Elizabeth Bowen’s luminous novel, To the North, is a classic, and seems, at first glance, surprisingly contemporary, especially in its descriptions of work. Although this novel is not about work, Bowen details the quotidian pleasures and problems of an unorthodox travel agency which specializes in off-the-beaten-track vacations. Bowen’s upper-class heroines can work or not, just as they choose, and needn’t fight to get out of the house, as in many novels of this era. (It was published in 1932 and set in the ’20s).
But of course the novel is more about love than work.
Under ordinary circumstances, the two young heroines, with very different attitudes towards love and work, might not be friends, but they are related by marriage. Emmeline, a quiet, creative young businesswoman and part-owner of a travel agency, thrives on work. Cecilia, the widow of Emmeline’s brother, takes taxis and goes to parties. She doesn’t work.
Work isn’t the problem in To the North. The problem is love.
Cecilia and Emmeline share a house Emmeline found (because she is a travel agent, of course), in a street no one has ever heard of, in a slightly inconvenient neighborhood. Cecilia, an attractive, witty woman in her late twenties, still misses her late husband and stares often at his photograph. At parties she attracts many men, with whom she can’t seem to fall in love, and is especially annoyed by Julian, a kind, sophisticated, serious suitor. Emmeline co-owns a very odd travel agency: she and her partner are committed to sending clients to places they’ve never heard of, where being uncomfortable is part of the bargain, and almost chic.
The two young women love each other, but don’t understand each other. When Cecilia is overdrawn at the bank, she stops taking taxis, but she doesn’t like to stay home alone: she asks Emmeline if she won’t spend more money entertaining at home than going out.
Emmeline, on the other hand, doesn’t enjoy parties, doesn’t think about love, and spends most of her time thinking up new travel itineraries. She also reads in bed, and I must quote this next sentence because I know most of you will love it. “Nothing could be as dear as the circle of reading-light around her pillow.”
When Cecilia returns from a trip to Italy, Bowen unnervingly describes both her deep loneliness and her reveling in leisure.

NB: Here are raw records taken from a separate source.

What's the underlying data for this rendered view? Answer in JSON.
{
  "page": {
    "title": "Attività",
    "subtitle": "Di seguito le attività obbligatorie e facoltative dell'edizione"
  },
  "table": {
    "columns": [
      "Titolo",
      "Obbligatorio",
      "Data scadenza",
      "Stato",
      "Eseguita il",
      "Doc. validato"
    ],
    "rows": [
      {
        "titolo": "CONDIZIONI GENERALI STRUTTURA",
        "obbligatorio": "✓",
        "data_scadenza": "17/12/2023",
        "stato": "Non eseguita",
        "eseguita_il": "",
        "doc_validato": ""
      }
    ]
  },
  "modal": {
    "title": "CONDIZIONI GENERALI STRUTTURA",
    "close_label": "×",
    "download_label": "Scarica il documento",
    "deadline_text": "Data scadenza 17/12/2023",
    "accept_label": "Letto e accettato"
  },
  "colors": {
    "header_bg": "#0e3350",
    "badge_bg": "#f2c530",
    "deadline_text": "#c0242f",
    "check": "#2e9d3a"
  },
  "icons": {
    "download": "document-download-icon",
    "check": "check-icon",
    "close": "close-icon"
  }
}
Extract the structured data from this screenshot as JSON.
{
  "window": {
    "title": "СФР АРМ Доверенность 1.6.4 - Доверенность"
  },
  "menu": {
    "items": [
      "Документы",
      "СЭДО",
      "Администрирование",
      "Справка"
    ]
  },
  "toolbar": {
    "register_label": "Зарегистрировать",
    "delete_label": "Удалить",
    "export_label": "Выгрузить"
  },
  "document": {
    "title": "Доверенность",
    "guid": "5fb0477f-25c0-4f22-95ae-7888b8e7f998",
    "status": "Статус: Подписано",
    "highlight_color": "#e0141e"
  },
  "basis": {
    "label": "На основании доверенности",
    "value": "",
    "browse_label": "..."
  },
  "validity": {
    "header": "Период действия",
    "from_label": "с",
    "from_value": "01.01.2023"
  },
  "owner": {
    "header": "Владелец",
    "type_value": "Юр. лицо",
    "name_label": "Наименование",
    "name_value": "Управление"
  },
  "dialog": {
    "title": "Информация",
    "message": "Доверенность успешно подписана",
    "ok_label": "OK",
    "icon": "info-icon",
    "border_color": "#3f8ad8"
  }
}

Cecilia resumed life at high pressure: before she was into her bath two people had rung up to know whether she had arrived. Then–as she could not bear to miss anyone–she was called twice from her bath to the telephone, and stood steaming and talking, while patches of damp from her skin came through her wrapper. It would have been sad to return unnoticed. All the same, as she lay turning on with her toe more and more hot water, melancholy invaded her. She thought how at sunset the little hills lapped like waves round Urbino, and having brought her whole pile of letters into her bath with her read them, all blotchy with steam, with tears in her eyes, dropping sodden envelopes on to the bath-room floor.”
It is Cecilia’s meeting on a train with Markie, an aggressive, power-hungry barrister, that disrupts their menage. It is not Cecilia who falls in love with him: she drops him soon, summing him up as an upstart and cad. Emmeline, who has never been in love with anyone, falls for him: she finds him very funny, enjoys his attention, and doesn’t understand his determination not to commit. She doesn’t tell Cecilia she is seeing him.
Emmeline’s relationship with him of course hurts her commitment to work. Markie is cruel to her: she almost blacks out his cruelties. Her looks fade. When he tells her he will never marry her, when he mocks the special arrangements she has made for a dinner, she is breathless but manages to ignore it. No amount of hurt will tell her he’s not for her.
As in all of Bowen’s novels, her elegant, poetic, vivid style almost obscures the plot. If you don’t like style, Bowen is not for you. In fact, Bowen seems to laugh at her own inimitable, gorgeous sentences in the passage below, Emmeline’s response to a long speech by Cecilia about Julian.
She had sat staring so fixedly at Cecilia that Cecilia had disappeared; instead, she had seen spinning sentences, little cogs interlocked, each clicking each other round.”
One of the best novels of the summer, one of the best novels I’ve ever read, and yes, it makes my If I Were Oprah Book Club.